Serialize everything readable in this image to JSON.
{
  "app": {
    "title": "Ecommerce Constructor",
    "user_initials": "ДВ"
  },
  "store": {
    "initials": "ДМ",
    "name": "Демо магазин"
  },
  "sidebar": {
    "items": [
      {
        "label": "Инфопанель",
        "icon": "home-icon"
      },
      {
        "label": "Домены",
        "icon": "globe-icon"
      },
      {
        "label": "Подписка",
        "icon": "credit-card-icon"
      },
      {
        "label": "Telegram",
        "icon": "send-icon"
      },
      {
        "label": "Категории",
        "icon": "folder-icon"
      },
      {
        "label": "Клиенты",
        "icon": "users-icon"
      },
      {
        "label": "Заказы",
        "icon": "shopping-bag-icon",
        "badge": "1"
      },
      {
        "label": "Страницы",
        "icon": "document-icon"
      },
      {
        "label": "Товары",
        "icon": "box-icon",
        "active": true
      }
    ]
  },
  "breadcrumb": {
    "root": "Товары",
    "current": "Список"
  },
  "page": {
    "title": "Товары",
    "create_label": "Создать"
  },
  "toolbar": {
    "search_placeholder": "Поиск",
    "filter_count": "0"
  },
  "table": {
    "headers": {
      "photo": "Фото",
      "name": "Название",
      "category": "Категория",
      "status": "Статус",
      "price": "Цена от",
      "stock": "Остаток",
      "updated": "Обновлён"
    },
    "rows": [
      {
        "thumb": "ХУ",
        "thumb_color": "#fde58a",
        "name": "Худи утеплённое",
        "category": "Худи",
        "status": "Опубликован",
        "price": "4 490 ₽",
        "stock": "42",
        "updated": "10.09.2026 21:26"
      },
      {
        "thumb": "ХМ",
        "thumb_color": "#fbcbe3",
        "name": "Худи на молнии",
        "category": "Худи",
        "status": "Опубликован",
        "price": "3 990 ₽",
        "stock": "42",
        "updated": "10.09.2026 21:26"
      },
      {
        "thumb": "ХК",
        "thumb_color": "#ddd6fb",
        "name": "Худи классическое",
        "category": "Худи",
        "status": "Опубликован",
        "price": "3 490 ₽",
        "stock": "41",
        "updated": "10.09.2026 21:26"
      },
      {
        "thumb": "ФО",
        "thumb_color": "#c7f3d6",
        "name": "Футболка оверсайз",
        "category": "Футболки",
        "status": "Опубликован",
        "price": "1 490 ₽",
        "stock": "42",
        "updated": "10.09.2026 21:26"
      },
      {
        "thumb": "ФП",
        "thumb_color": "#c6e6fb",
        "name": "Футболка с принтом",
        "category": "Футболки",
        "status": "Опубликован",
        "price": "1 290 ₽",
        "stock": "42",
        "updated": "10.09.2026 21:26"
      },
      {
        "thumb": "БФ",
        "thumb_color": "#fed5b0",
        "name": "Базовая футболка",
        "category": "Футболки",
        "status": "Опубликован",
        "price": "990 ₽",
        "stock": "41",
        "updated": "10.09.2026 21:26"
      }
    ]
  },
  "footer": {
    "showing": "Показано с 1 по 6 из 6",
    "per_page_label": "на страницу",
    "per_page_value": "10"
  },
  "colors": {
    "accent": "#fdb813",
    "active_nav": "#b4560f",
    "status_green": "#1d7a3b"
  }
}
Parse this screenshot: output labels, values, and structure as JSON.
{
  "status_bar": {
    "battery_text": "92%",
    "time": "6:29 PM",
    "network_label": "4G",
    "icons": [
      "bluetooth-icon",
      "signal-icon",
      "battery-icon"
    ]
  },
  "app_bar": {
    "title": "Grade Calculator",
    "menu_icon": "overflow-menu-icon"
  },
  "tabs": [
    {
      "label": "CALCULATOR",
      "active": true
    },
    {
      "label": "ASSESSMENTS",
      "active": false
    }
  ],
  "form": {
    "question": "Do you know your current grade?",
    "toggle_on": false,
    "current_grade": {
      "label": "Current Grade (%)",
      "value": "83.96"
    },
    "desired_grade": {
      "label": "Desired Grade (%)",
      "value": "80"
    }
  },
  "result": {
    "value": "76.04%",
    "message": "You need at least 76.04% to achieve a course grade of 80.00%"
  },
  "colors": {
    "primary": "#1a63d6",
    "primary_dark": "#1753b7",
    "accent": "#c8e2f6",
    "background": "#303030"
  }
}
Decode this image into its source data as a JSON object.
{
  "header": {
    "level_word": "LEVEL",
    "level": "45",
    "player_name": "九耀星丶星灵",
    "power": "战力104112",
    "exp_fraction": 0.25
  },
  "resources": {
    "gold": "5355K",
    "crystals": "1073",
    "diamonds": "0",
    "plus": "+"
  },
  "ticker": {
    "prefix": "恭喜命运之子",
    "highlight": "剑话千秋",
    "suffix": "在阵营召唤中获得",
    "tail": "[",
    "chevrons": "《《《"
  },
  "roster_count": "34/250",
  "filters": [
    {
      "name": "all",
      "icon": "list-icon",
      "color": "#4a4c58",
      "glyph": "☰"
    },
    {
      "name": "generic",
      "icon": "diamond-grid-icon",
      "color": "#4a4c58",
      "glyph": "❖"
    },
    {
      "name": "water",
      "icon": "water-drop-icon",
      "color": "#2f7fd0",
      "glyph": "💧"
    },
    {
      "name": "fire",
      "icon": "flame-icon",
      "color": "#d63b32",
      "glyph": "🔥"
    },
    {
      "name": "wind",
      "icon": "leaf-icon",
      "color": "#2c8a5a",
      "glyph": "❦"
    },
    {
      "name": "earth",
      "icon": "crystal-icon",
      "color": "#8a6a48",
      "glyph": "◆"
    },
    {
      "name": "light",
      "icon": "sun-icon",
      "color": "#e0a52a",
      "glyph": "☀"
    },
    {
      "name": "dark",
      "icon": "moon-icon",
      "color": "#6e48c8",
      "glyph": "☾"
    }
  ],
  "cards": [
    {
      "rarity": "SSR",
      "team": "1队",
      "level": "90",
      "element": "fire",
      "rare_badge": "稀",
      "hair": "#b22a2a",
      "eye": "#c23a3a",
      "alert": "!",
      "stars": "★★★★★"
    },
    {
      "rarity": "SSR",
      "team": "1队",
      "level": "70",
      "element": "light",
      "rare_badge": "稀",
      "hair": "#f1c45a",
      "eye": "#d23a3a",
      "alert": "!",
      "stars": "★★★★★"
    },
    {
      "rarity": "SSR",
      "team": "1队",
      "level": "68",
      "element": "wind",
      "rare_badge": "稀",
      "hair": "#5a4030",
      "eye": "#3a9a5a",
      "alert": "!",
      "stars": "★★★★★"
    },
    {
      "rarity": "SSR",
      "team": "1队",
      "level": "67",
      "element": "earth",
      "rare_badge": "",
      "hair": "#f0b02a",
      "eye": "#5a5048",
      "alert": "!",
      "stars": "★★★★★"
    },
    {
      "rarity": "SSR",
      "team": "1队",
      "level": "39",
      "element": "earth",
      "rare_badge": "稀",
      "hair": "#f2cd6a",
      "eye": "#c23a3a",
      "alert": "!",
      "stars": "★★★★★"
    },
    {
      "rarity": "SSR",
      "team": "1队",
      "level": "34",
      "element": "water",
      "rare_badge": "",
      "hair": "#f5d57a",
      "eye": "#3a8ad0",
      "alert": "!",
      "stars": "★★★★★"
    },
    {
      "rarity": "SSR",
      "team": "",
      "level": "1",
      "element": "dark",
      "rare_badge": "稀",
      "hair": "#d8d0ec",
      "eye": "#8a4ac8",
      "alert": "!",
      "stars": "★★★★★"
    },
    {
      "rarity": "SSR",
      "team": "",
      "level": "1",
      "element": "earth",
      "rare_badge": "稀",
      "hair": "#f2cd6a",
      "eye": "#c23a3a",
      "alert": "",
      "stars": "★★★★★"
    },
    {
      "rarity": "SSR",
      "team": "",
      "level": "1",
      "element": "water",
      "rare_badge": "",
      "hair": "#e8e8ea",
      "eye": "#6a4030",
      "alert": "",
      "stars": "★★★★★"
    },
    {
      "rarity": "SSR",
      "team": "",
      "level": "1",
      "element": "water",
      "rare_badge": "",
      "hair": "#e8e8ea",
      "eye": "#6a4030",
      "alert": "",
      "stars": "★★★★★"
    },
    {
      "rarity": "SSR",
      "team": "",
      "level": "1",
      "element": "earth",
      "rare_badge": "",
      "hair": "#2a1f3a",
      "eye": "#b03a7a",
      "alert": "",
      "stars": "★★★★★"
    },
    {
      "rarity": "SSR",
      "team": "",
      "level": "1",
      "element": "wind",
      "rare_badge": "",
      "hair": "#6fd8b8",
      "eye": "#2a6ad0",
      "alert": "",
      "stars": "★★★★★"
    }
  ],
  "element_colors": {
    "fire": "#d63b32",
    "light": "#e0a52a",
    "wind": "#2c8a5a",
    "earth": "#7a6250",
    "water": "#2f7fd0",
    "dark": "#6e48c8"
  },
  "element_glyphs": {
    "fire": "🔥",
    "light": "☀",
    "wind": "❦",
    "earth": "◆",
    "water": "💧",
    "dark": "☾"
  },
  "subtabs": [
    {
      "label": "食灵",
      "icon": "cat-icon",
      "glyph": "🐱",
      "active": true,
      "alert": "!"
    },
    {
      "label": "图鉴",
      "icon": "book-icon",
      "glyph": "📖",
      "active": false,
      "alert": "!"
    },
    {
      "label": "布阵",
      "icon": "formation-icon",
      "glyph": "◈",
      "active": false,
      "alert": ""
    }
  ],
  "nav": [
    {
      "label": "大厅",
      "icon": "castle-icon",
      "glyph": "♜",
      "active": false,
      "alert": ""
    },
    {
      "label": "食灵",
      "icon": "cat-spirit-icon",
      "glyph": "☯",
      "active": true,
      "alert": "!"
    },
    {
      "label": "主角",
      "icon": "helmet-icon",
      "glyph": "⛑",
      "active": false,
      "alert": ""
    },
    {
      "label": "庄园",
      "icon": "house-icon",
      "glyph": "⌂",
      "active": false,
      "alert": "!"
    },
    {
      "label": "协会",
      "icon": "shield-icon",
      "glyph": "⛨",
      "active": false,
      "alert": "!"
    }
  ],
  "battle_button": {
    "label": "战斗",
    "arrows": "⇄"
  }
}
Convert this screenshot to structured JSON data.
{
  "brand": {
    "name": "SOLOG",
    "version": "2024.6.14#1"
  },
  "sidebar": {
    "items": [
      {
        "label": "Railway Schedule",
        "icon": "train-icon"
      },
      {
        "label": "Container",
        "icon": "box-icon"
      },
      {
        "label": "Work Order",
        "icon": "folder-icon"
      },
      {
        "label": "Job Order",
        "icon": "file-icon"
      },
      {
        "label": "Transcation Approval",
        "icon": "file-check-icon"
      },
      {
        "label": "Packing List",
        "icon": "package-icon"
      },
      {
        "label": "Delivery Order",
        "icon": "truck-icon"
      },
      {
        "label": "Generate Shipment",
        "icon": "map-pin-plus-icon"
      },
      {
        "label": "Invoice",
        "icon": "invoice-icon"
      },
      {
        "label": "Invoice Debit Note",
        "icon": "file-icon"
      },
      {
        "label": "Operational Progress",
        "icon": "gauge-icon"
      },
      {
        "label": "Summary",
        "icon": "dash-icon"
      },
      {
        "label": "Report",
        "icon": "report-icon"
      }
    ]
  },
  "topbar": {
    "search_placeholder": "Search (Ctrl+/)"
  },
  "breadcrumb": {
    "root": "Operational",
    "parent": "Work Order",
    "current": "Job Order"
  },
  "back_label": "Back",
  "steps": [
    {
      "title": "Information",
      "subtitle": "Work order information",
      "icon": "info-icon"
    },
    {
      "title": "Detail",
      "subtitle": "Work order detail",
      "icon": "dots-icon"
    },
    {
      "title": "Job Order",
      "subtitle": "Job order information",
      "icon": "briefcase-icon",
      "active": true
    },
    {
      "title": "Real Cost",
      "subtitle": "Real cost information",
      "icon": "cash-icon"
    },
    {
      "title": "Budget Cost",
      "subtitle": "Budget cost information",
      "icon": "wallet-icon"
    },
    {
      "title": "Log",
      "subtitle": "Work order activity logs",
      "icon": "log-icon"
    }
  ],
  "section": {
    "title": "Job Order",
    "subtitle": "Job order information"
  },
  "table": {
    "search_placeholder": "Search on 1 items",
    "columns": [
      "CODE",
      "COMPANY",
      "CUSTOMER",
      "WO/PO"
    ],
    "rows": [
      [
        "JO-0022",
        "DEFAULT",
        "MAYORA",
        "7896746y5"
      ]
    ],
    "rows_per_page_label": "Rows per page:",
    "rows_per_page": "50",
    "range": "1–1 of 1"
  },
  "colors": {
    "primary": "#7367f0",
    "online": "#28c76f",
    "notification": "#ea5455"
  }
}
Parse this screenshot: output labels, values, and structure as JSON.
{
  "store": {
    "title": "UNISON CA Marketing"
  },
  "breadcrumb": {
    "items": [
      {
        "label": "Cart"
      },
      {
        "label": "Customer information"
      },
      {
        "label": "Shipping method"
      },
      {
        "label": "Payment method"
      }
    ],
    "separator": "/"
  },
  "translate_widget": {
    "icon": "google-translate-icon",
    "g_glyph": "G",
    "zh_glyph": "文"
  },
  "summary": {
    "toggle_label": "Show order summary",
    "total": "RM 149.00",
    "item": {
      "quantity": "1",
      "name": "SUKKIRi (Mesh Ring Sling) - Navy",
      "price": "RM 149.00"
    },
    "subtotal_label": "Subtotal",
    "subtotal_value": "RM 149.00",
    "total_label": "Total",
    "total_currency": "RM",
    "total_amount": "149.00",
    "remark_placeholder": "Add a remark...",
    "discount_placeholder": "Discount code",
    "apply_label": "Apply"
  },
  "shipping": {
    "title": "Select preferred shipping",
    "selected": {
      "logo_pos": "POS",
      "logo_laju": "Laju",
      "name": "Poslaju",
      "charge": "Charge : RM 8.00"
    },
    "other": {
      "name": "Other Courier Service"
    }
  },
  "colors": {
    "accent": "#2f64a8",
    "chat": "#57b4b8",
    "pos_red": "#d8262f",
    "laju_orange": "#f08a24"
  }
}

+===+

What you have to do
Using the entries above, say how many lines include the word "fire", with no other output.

Solved exercise
4